Friday Animal Blogging -- Miscellaneous Edition

Okay, here is a random collection of animal pictures I've taken over the last week or so. It's full-on spring, and lots of critters are out there.

First off, we have a specimen of Eastern Eyed Click Beetle, Alaus oculatus. (I was able to identify it by looking through pictures at What's That Bug.) Not knowing it was a click beetle at the time, I didn't think to make it click. Pretty cool looking though.

I'm not sure exactly what species this is, but it's almost certainly a tree frog of the genus Hyla. Found him in my driveway last weekend.

In what Nick Matzke has referred to as my "accidental herp trap", I get these toads. Lots of 'em. I've counted 7 or 8 at a time before, almost always at night. Unfortunately, I can't seem to figure out what kind of toad they are. And I've learned the hard way to watch where I step when walking out the door, especially when barefooted. There's nothing quite like the feel of a fellow vertebrate being squished under your shoeless foot. Aside from that bad encounter, the toads are pretty safe in the herp trap; lucky for them, they can get out (or at least, I assume they can, since they're gone by morning. Maybe they're all being eaten?)

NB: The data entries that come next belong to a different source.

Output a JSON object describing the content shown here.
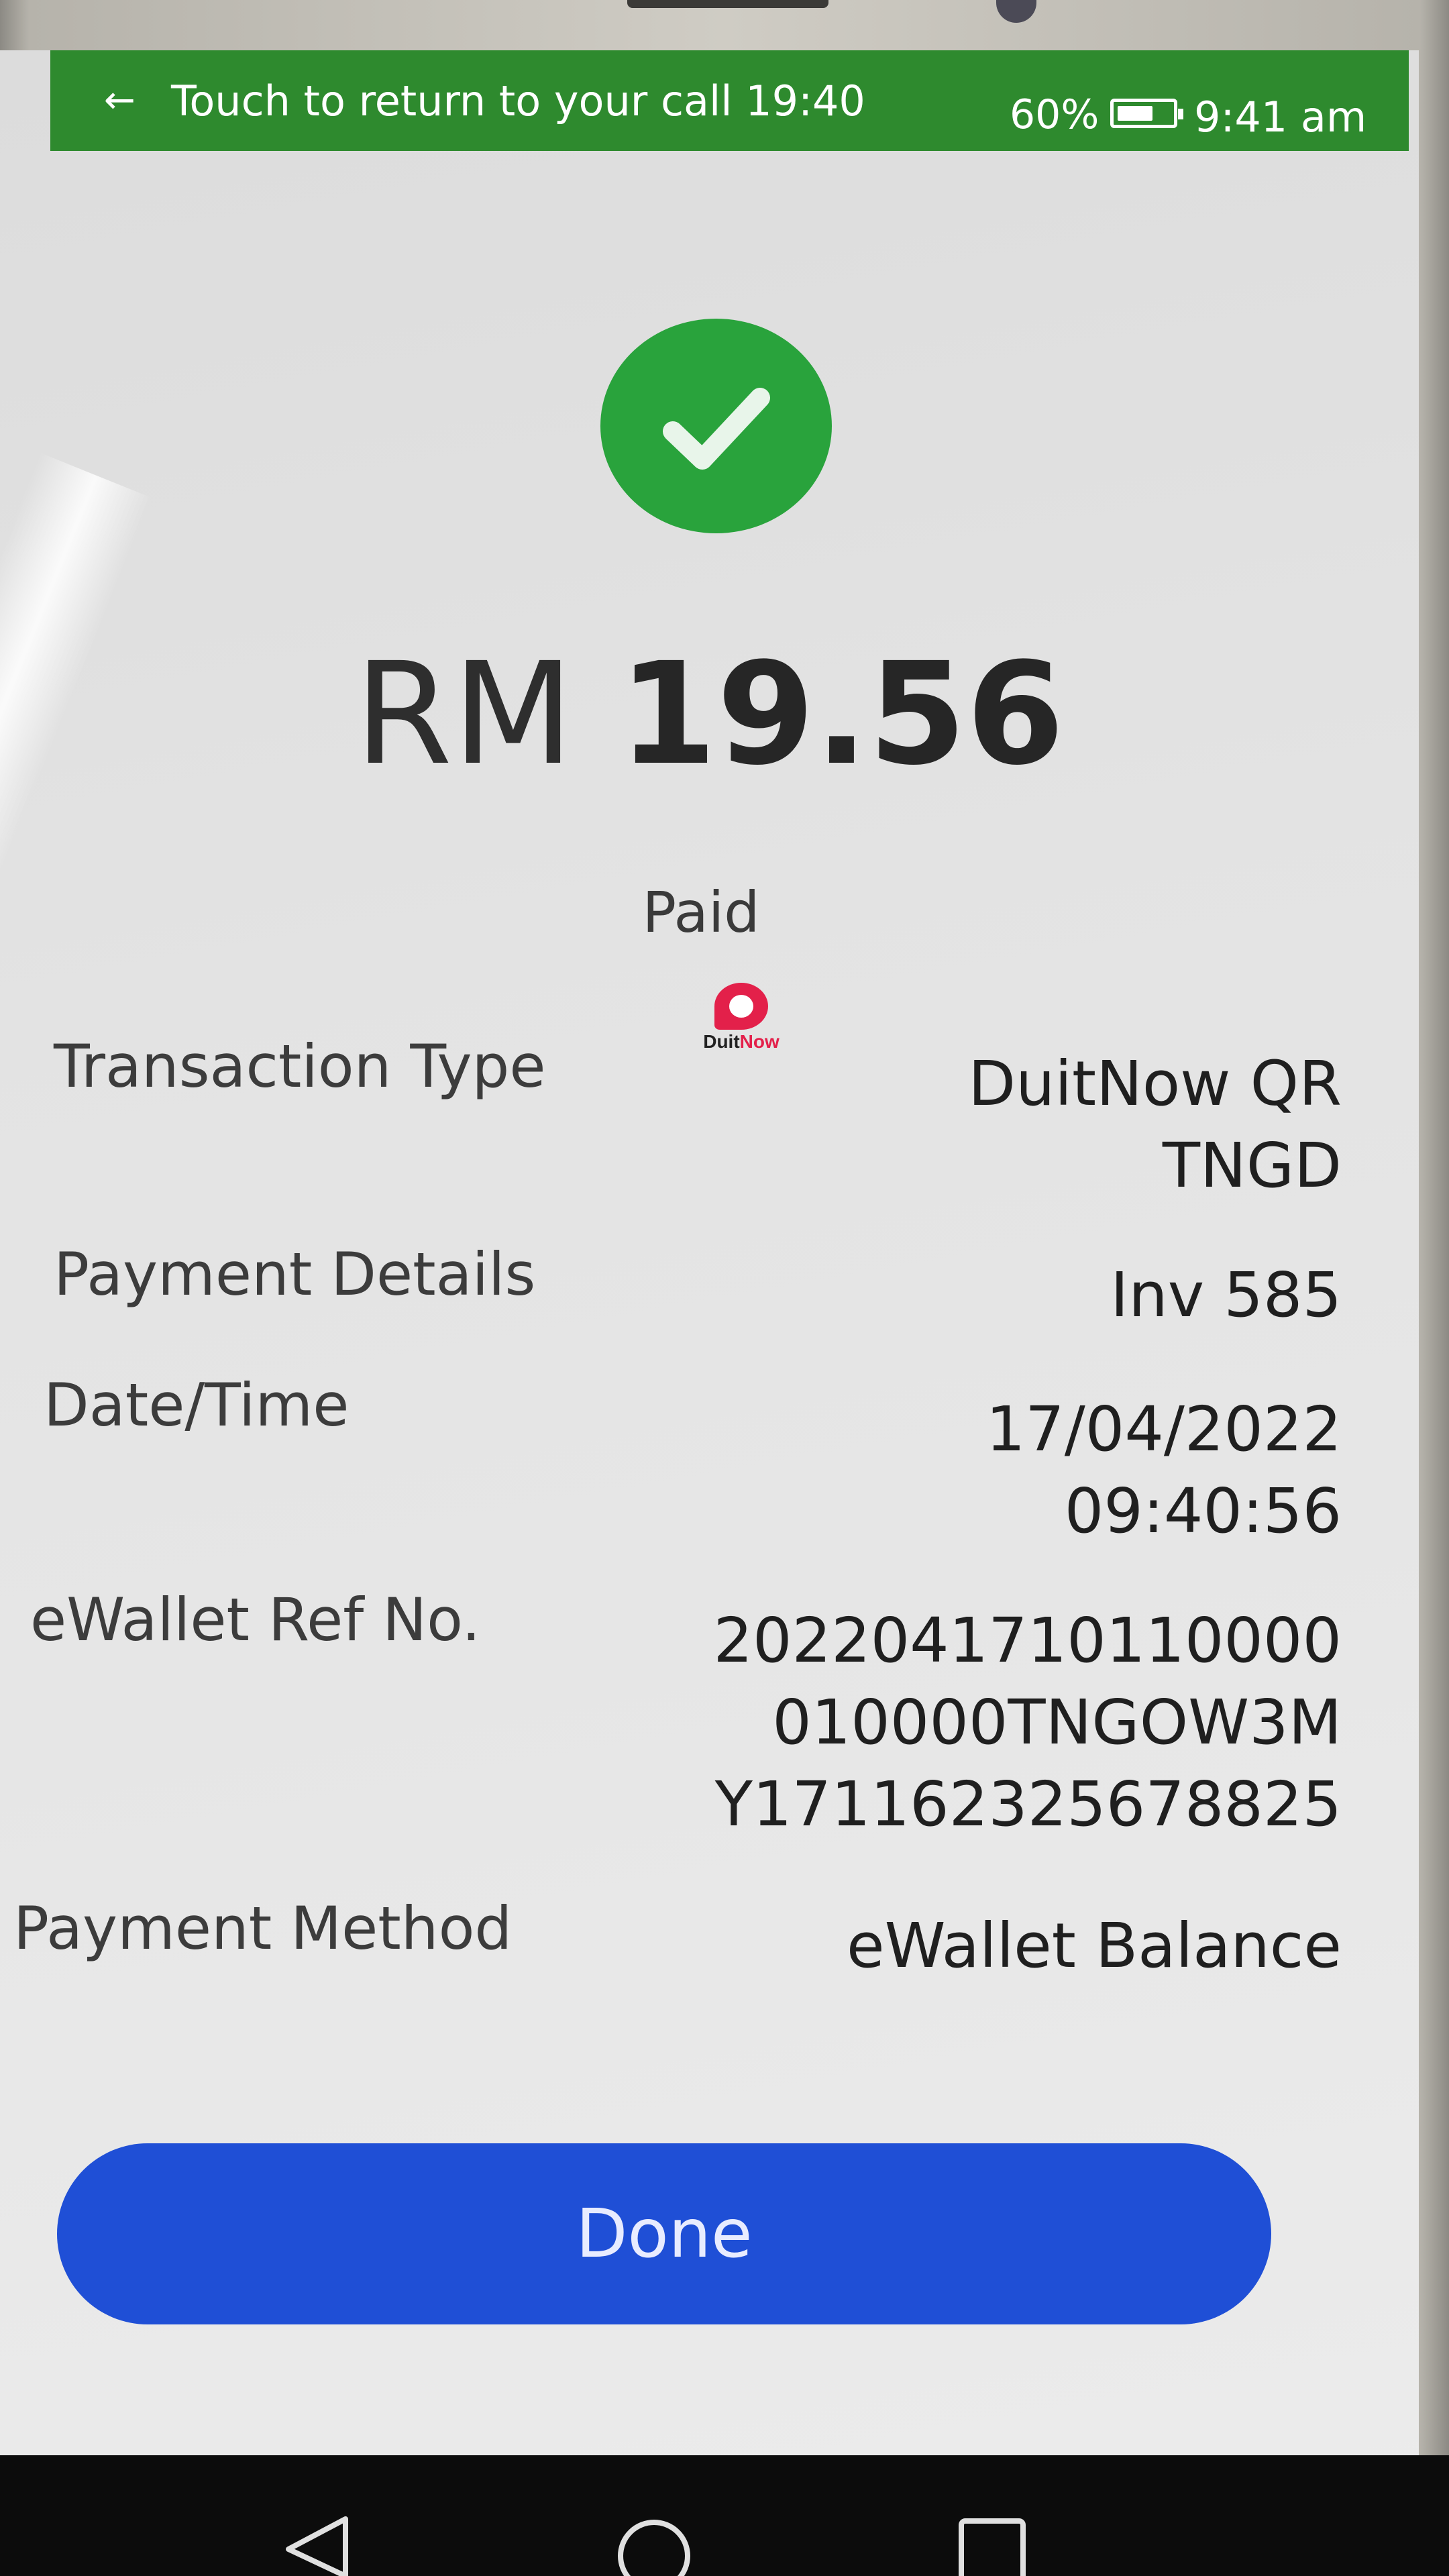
{
  "status_bar": {
    "call_text": "Touch to return to your call 19:40",
    "battery_percent": "60%",
    "clock": "9:41 am",
    "back_icon": "back-arrow-icon",
    "battery_icon": "battery-icon",
    "bar_color": "#2e8a2e"
  },
  "receipt": {
    "currency": "RM",
    "amount": "19.56",
    "status": "Paid",
    "success_color": "#29a33c",
    "rows": [
      {
        "label": "Transaction Type",
        "lines": [
          "DuitNow QR",
          "TNGD"
        ]
      },
      {
        "label": "Payment Details",
        "lines": [
          "Inv 585"
        ]
      },
      {
        "label": "Date/Time",
        "lines": [
          "17/04/2022",
          "09:40:56"
        ]
      },
      {
        "label": "eWallet Ref No.",
        "lines": [
          "2022041710110000",
          "010000TNGOW3M",
          "Y171162325678825"
        ]
      },
      {
        "label": "Payment Method",
        "lines": [
          "eWallet Balance"
        ]
      }
    ],
    "logo": {
      "part1": "Duit",
      "part2": "Now"
    }
  },
  "actions": {
    "done_label": "Done",
    "done_color": "#1f4fd6"
  },
  "navigation": {
    "back": "back-triangle-icon",
    "home": "home-circle-icon",
    "recents": "recents-square-icon"
  }
}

Here's something else I found in my "herp trap", only it's not a herp. He's big, perhaps 4 inches. My guess is that it's the giant millipede Narceus americanus, but it's hard to tell. And I apologize about the picture; in my zeal to show some depth, I didn't have enough focal length.

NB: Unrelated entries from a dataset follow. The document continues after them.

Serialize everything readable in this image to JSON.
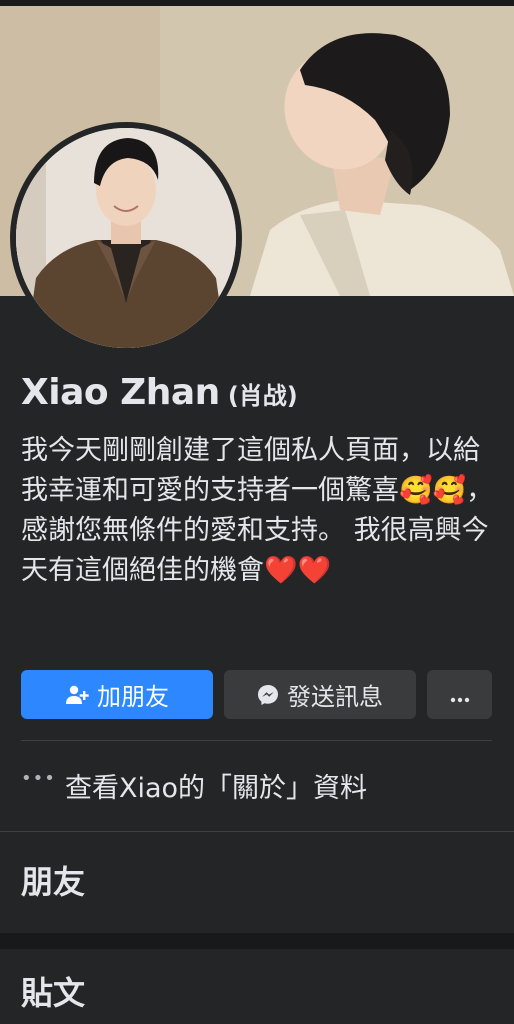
{
  "profile": {
    "name": "Xiao Zhan",
    "alternate_name": "(肖战)",
    "bio": "我今天剛剛創建了這個私人頁面，以給我幸運和可愛的支持者一個驚喜🥰🥰，感謝您無條件的愛和支持。 我很高興今天有這個絕佳的機會❤️❤️"
  },
  "actions": {
    "add_friend": "加朋友",
    "send_message": "發送訊息",
    "more_icon": "more-horizontal-icon"
  },
  "about": {
    "label": "查看Xiao的「關於」資料"
  },
  "sections": {
    "friends": "朋友",
    "posts": "貼文"
  },
  "colors": {
    "background": "#242526",
    "primary_button": "#2d88ff",
    "secondary_button": "#3a3b3c",
    "text": "#e4e6eb"
  }
}
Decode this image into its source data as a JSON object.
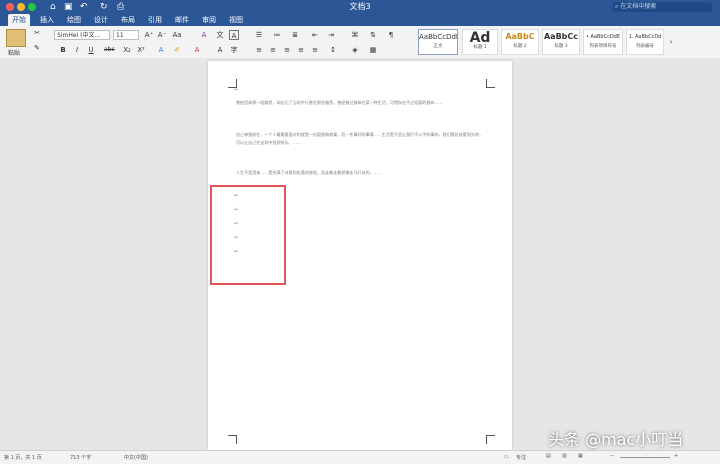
{
  "app": {
    "doc_title": "文档3",
    "search_placeholder": "在文档中搜索"
  },
  "quick_access": {
    "home_icon": "home-icon",
    "save_icon": "save-icon",
    "undo_icon": "undo-icon",
    "redo_icon": "redo-icon",
    "print_icon": "print-icon"
  },
  "tabs": [
    "开始",
    "插入",
    "绘图",
    "设计",
    "布局",
    "引用",
    "邮件",
    "审阅",
    "视图"
  ],
  "ribbon": {
    "paste_label": "粘贴",
    "font_name": "SimHei (中文...",
    "font_size": "11",
    "styles": [
      {
        "preview": "AaBbCcDdEe",
        "name": "正文"
      },
      {
        "preview": "Ad",
        "name": "标题 1"
      },
      {
        "preview": "AaBbC",
        "name": "标题 2"
      },
      {
        "preview": "AaBbCc",
        "name": "标题 3"
      },
      {
        "preview": "• AaBbCcDdE",
        "name": "列表项目符号"
      },
      {
        "preview": "1. AaBbCcDd",
        "name": "列表编号"
      }
    ]
  },
  "document": {
    "paragraphs": [
      "曾经回体那一段路程，却忘记了当时步行曾在那些路旁。曾经推过放纵在某一种生活，可惜存在不过短暂的放纵……",
      "自己单独前往，一个人最需要面对的就是一份孤独和寂寞，而一件事好的事情……生活是不会让我们不公平的事的，我们都应该看到光明，可以让自己在这其中找到快乐，……",
      "人生不是用来……是充满了诗意和失落的旅程，而走着走着就像走马灯似的，……"
    ]
  },
  "status": {
    "page_info": "第 1 页，共 1 页",
    "word_count": "713 个字",
    "language": "中文(中国)",
    "focus": "专注"
  },
  "watermark": "头条 @mac小叮当"
}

I figured this guy would have a hard time getting out of the trap, so I helped him. And no, I didn't pick him up with my bare hands. Hell no.

Oh, and the poor broadhead skink, Eumeces laticpes. I blogged about these guys before. My previous specimen was female, but this one is a male -- you can tell by the bright red head. I have also seen a number of juveniles about with their cool looking blue tails, but they always run away before I can get the camera.

This guy was in a bad way. That's probably the only reason I could film him. His tail was missing and he had gashes across his body. I was even able to pick him up, and he went into a kind of "play dead" mode. Several minutes later, after I had put him down in a safe spot, he was no longer playing dead. He was dead. I felt bad for him, but that's life. Bad focus, on the other hand, is supposed to be avoidable.

And finally, we have the vicious beast felis catus, shown here in full meow mode, preparing to be pet.